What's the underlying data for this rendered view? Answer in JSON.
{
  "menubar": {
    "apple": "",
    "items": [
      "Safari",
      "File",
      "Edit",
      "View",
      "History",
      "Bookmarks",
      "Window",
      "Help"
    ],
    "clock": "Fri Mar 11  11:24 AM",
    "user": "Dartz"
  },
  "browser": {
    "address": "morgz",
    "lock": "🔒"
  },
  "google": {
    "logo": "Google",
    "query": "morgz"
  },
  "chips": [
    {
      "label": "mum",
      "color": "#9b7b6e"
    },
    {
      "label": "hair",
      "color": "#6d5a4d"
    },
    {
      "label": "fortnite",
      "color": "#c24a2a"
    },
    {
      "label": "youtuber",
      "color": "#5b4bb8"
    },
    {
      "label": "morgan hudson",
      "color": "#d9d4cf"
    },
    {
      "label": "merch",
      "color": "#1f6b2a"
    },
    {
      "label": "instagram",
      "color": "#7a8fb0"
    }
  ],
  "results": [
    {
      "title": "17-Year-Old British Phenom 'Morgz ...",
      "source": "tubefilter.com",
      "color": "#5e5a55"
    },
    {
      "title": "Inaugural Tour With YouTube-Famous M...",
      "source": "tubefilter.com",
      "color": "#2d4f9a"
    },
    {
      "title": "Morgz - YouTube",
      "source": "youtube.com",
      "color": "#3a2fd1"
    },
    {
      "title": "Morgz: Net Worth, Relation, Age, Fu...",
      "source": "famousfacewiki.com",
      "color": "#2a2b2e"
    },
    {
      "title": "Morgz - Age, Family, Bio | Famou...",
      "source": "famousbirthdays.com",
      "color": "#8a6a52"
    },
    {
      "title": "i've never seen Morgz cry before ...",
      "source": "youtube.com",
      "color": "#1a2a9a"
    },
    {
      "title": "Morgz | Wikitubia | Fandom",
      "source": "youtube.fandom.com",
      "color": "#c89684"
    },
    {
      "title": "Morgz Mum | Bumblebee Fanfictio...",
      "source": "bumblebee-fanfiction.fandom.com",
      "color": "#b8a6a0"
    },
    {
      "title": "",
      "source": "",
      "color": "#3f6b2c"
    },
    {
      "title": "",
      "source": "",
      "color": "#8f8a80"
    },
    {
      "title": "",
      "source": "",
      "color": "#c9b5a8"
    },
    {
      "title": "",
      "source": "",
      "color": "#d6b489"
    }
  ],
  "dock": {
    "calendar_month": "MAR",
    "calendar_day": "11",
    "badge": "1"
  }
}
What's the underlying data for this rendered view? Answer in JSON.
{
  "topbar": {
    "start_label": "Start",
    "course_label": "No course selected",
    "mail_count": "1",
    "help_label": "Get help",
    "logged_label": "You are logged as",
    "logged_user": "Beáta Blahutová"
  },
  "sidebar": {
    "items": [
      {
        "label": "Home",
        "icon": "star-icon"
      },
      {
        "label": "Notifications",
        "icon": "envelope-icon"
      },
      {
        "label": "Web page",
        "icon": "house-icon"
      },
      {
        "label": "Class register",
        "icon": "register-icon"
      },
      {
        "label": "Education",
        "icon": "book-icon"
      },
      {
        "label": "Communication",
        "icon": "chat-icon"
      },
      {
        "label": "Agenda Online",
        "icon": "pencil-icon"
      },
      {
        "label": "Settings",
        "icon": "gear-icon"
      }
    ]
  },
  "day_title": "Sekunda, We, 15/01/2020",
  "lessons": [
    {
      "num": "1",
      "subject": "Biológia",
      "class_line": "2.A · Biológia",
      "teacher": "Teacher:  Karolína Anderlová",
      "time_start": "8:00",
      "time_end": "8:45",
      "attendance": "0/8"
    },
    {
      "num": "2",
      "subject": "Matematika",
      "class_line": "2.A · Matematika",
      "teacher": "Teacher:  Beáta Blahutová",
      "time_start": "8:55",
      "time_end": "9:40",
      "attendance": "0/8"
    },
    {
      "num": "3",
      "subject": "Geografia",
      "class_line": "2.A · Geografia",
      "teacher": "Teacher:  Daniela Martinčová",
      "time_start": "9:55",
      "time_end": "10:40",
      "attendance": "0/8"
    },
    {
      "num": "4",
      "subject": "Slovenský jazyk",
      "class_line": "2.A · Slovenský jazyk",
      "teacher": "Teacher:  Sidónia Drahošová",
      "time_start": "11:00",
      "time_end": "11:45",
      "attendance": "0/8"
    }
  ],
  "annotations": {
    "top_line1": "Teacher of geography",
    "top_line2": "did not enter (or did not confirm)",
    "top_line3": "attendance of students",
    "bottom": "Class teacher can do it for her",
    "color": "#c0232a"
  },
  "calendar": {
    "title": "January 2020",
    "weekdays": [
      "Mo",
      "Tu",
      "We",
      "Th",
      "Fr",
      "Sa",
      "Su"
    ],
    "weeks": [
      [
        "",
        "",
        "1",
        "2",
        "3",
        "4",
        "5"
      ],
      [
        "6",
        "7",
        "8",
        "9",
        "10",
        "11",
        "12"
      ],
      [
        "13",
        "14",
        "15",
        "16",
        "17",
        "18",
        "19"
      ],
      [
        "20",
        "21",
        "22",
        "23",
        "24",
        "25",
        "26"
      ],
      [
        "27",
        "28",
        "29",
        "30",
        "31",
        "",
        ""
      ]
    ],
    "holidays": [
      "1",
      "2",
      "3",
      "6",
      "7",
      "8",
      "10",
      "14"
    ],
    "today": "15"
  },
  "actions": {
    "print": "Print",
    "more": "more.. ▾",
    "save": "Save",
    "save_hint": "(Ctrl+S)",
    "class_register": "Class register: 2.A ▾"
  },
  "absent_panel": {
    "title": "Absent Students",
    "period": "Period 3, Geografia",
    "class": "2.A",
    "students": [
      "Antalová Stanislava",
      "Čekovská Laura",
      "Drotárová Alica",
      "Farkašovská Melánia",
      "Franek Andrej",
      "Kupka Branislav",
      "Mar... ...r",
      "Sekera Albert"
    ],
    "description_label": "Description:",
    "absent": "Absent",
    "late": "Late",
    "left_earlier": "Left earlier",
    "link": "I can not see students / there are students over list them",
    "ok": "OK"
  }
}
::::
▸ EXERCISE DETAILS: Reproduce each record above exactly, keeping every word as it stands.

▸ FINAL ANSWER:
What's the underlying data for this rendered view? Answer in JSON.
{
  "menubar": {
    "apple": "",
    "items": [
      "Safari",
      "File",
      "Edit",
      "View",
      "History",
      "Bookmarks",
      "Window",
      "Help"
    ],
    "clock": "Fri Mar 11  11:24 AM",
    "user": "Dartz"
  },
  "browser": {
    "address": "morgz",
    "lock": "🔒"
  },
  "google": {
    "logo": "Google",
    "query": "morgz"
  },
  "chips": [
    {
      "label": "mum",
      "color": "#9b7b6e"
    },
    {
      "label": "hair",
      "color": "#6d5a4d"
    },
    {
      "label": "fortnite",
      "color": "#c24a2a"
    },
    {
      "label": "youtuber",
      "color": "#5b4bb8"
    },
    {
      "label": "morgan hudson",
      "color": "#d9d4cf"
    },
    {
      "label": "merch",
      "color": "#1f6b2a"
    },
    {
      "label": "instagram",
      "color": "#7a8fb0"
    }
  ],
  "results": [
    {
      "title": "17-Year-Old British Phenom 'Morgz ...",
      "source": "tubefilter.com",
      "color": "#5e5a55"
    },
    {
      "title": "Inaugural Tour With YouTube-Famous M...",
      "source": "tubefilter.com",
      "color": "#2d4f9a"
    },
    {
      "title": "Morgz - YouTube",
      "source": "youtube.com",
      "color": "#3a2fd1"
    },
    {
      "title": "Morgz: Net Worth, Relation, Age, Fu...",
      "source": "famousfacewiki.com",
      "color": "#2a2b2e"
    },
    {
      "title": "Morgz - Age, Family, Bio | Famou...",
      "source": "famousbirthdays.com",
      "color": "#8a6a52"
    },
    {
      "title": "i've never seen Morgz cry before ...",
      "source": "youtube.com",
      "color": "#1a2a9a"
    },
    {
      "title": "Morgz | Wikitubia | Fandom",
      "source": "youtube.fandom.com",
      "color": "#c89684"
    },
    {
      "title": "Morgz Mum | Bumblebee Fanfictio...",
      "source": "bumblebee-fanfiction.fandom.com",
      "color": "#b8a6a0"
    },
    {
      "title": "",
      "source": "",
      "color": "#3f6b2c"
    },
    {
      "title": "",
      "source": "",
      "color": "#8f8a80"
    },
    {
      "title": "",
      "source": "",
      "color": "#c9b5a8"
    },
    {
      "title": "",
      "source": "",
      "color": "#d6b489"
    }
  ],
  "dock": {
    "calendar_month": "MAR",
    "calendar_day": "11",
    "badge": "1"
  }
}
What's the underlying data for this rendered view? Answer in JSON.
{
  "topbar": {
    "start_label": "Start",
    "course_label": "No course selected",
    "mail_count": "1",
    "help_label": "Get help",
    "logged_label": "You are logged as",
    "logged_user": "Beáta Blahutová"
  },
  "sidebar": {
    "items": [
      {
        "label": "Home",
        "icon": "star-icon"
      },
      {
        "label": "Notifications",
        "icon": "envelope-icon"
      },
      {
        "label": "Web page",
        "icon": "house-icon"
      },
      {
        "label": "Class register",
        "icon": "register-icon"
      },
      {
        "label": "Education",
        "icon": "book-icon"
      },
      {
        "label": "Communication",
        "icon": "chat-icon"
      },
      {
        "label": "Agenda Online",
        "icon": "pencil-icon"
      },
      {
        "label": "Settings",
        "icon": "gear-icon"
      }
    ]
  },
  "day_title": "Sekunda, We, 15/01/2020",
  "lessons": [
    {
      "num": "1",
      "subject": "Biológia",
      "class_line": "2.A · Biológia",
      "teacher": "Teacher:  Karolína Anderlová",
      "time_start": "8:00",
      "time_end": "8:45",
      "attendance": "0/8"
    },
    {
      "num": "2",
      "subject": "Matematika",
      "class_line": "2.A · Matematika",
      "teacher": "Teacher:  Beáta Blahutová",
      "time_start": "8:55",
      "time_end": "9:40",
      "attendance": "0/8"
    },
    {
      "num": "3",
      "subject": "Geografia",
      "class_line": "2.A · Geografia",
      "teacher": "Teacher:  Daniela Martinčová",
      "time_start": "9:55",
      "time_end": "10:40",
      "attendance": "0/8"
    },
    {
      "num": "4",
      "subject": "Slovenský jazyk",
      "class_line": "2.A · Slovenský jazyk",
      "teacher": "Teacher:  Sidónia Drahošová",
      "time_start": "11:00",
      "time_end": "11:45",
      "attendance": "0/8"
    }
  ],
  "annotations": {
    "top_line1": "Teacher of geography",
    "top_line2": "did not enter (or did not confirm)",
    "top_line3": "attendance of students",
    "bottom": "Class teacher can do it for her",
    "color": "#c0232a"
  },
  "calendar": {
    "title": "January 2020",
    "weekdays": [
      "Mo",
      "Tu",
      "We",
      "Th",
      "Fr",
      "Sa",
      "Su"
    ],
    "weeks": [
      [
        "",
        "",
        "1",
        "2",
        "3",
        "4",
        "5"
      ],
      [
        "6",
        "7",
        "8",
        "9",
        "10",
        "11",
        "12"
      ],
      [
        "13",
        "14",
        "15",
        "16",
        "17",
        "18",
        "19"
      ],
      [
        "20",
        "21",
        "22",
        "23",
        "24",
        "25",
        "26"
      ],
      [
        "27",
        "28",
        "29",
        "30",
        "31",
        "",
        ""
      ]
    ],
    "holidays": [
      "1",
      "2",
      "3",
      "6",
      "7",
      "8",
      "10",
      "14"
    ],
    "today": "15"
  },
  "actions": {
    "print": "Print",
    "more": "more.. ▾",
    "save": "Save",
    "save_hint": "(Ctrl+S)",
    "class_register": "Class register: 2.A ▾"
  },
  "absent_panel": {
    "title": "Absent Students",
    "period": "Period 3, Geografia",
    "class": "2.A",
    "students": [
      "Antalová Stanislava",
      "Čekovská Laura",
      "Drotárová Alica",
      "Farkašovská Melánia",
      "Franek Andrej",
      "Kupka Branislav",
      "Mar... ...r",
      "Sekera Albert"
    ],
    "description_label": "Description:",
    "absent": "Absent",
    "late": "Late",
    "left_earlier": "Left earlier",
    "link": "I can not see students / there are students over list them",
    "ok": "OK"
  }
}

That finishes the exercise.